And so the three chefs sat around this warm, steaming, freshly baked, deep-dish apple pie, enjoying its sweet aroma yet anticipating the dilemma of how to slice it fairly for sharing among their respective customers.
"I have an idea," one of the chefs said. "Whoever slices the pie gets to pick the last piece."
"But my customer is the largest consumer of pies, said another, "and should have the biggest piece After all, the pies are only as cheap as they are because my customer buys so many."
The third leader opined, "My staff has a super-duper, enhanced, upgraded microslicer with the latest BIOS release, that can help us cut exactly equal por tions. I'll get three of my people in here as soon as possible, and we'll have equal slices by the end of the week."
The other two chefs looked at each other and nodded in agreement. So the three chefs went about their business, confident that they had arrived at the most equitable solution for sharing the pie...
Information technology organizations today continually find themselves in this quandary: What is the most appropriate (i.e., accurate and equitable) cost recovery methodology to use in a corporate structure with multiple independent operating units sharing a centralized systems organization? Financial support organizations have been "caught unaware" because recovery methodologies that worked well in the glass house have proved inadequate in today's glass menagerie.
Enter the Dragon
The paradox of a decentralized, client/server architecture, which still requires, bandwidth, routers, etc., in its backbone, has left the bean counter with dollars to allocate the numerator but no basis left for further allocation. Some time ago, even data network cost recovery could reasonably piggyback on mainframe utilization. Since then, host systems have become great places to maintain humon gous amounts of data, but users like both the control of manipulating data, and the graphic user interface front ends provided by local (client or server, shrinkwrapped or home-g rown) applications.
Thus, the pendulum has begun to swing away from a model where CPU utilization was representative of network consumption toward a model where the number of entry points into the network drives cost. Unfortunately, today's networks, comprised of multicolored zebras (many different devices supplied by many dif ferent vendors and manufacturers), do not lend themselves to any reliable basis on which to employ algorithms.
Enter the Politicians
So, how to recover these informationtechnology costs that evolving technologies now leave us holding?
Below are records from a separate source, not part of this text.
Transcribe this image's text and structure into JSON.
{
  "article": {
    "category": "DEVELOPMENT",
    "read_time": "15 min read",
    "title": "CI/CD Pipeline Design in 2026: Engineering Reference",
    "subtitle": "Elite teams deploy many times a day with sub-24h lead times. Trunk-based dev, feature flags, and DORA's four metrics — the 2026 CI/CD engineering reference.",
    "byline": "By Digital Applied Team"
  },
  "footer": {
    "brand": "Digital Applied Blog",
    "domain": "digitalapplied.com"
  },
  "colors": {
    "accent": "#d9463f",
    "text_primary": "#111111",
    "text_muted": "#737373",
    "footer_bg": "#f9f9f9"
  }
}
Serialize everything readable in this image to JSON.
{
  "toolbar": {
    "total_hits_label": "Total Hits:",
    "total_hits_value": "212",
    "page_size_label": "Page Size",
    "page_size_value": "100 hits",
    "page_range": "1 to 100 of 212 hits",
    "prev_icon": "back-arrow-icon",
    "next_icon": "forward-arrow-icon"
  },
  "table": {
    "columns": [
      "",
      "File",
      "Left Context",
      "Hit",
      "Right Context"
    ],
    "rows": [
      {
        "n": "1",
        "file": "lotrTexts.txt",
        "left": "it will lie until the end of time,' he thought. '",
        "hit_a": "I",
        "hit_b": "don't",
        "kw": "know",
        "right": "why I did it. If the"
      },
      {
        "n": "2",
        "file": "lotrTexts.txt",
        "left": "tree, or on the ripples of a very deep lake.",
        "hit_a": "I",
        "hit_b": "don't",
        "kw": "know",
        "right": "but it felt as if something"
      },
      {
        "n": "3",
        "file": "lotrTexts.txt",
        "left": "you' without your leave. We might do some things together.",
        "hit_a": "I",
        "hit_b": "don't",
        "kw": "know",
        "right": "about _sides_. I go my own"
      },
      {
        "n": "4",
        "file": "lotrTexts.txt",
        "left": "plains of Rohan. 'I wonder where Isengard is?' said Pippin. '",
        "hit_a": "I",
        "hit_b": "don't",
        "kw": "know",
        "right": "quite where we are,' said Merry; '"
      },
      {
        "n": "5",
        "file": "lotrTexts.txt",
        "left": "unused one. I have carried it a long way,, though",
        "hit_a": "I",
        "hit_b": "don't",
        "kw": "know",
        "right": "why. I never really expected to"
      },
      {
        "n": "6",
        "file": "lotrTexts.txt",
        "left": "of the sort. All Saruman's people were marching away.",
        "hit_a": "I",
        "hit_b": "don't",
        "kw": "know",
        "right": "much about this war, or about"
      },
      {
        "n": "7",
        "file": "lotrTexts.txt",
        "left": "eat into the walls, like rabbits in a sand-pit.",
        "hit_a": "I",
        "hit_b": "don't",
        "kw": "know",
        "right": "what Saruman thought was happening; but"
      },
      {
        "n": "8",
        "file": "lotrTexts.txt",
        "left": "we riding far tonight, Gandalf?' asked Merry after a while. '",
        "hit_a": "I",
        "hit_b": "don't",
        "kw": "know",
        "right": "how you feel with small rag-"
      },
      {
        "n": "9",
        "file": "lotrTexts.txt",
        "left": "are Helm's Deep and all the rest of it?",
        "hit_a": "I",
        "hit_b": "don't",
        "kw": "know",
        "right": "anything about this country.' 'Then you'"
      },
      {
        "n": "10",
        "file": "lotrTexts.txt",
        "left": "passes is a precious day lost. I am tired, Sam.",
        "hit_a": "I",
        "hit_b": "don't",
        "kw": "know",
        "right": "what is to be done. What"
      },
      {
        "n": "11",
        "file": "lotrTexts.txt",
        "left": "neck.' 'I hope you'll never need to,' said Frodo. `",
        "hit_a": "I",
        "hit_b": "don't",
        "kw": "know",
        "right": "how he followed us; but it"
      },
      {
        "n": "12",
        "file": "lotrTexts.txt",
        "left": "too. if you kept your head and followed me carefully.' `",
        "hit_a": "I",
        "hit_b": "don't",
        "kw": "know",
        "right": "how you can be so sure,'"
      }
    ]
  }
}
The answer lies not only in the tools available (pur chased or home grown), but also in the corporate culture and organizational structure that exists. Consider addressing the following two models:
The IT organization has complete autonomy/authority in determining appropriate IT resource levels for the corporation, or the IT organization yields to political pressures, based on reporting structure, in designing, implementing, and supporting architectures.
In an organizational structure where it is a stand-alone entity (a "peer" of the operating units), that organization must be chartered with provisioning IT resources and services at a level appropriate for the corporation, not for the operating unit(s) with the most political clout. In order for this model to succeed, however, a basic tenet of maintaining centralized IT resources must hold true:
Pooling together the operating units' demand for T resources brings significant negotiating and purchasing power (i.e., better pricing, lower costs) to the corp ration as a whole. Making volume commitments to vendors/suppliers will benefit the corporation's ability to leverage vendors' pricing and technological direction, and will not jeopardize any operat ing unit's ability to achieve and/or maintain a competitive edge.
Many of today's charge-back models are not developed in high-level, closed-door negotiations or work sessions. …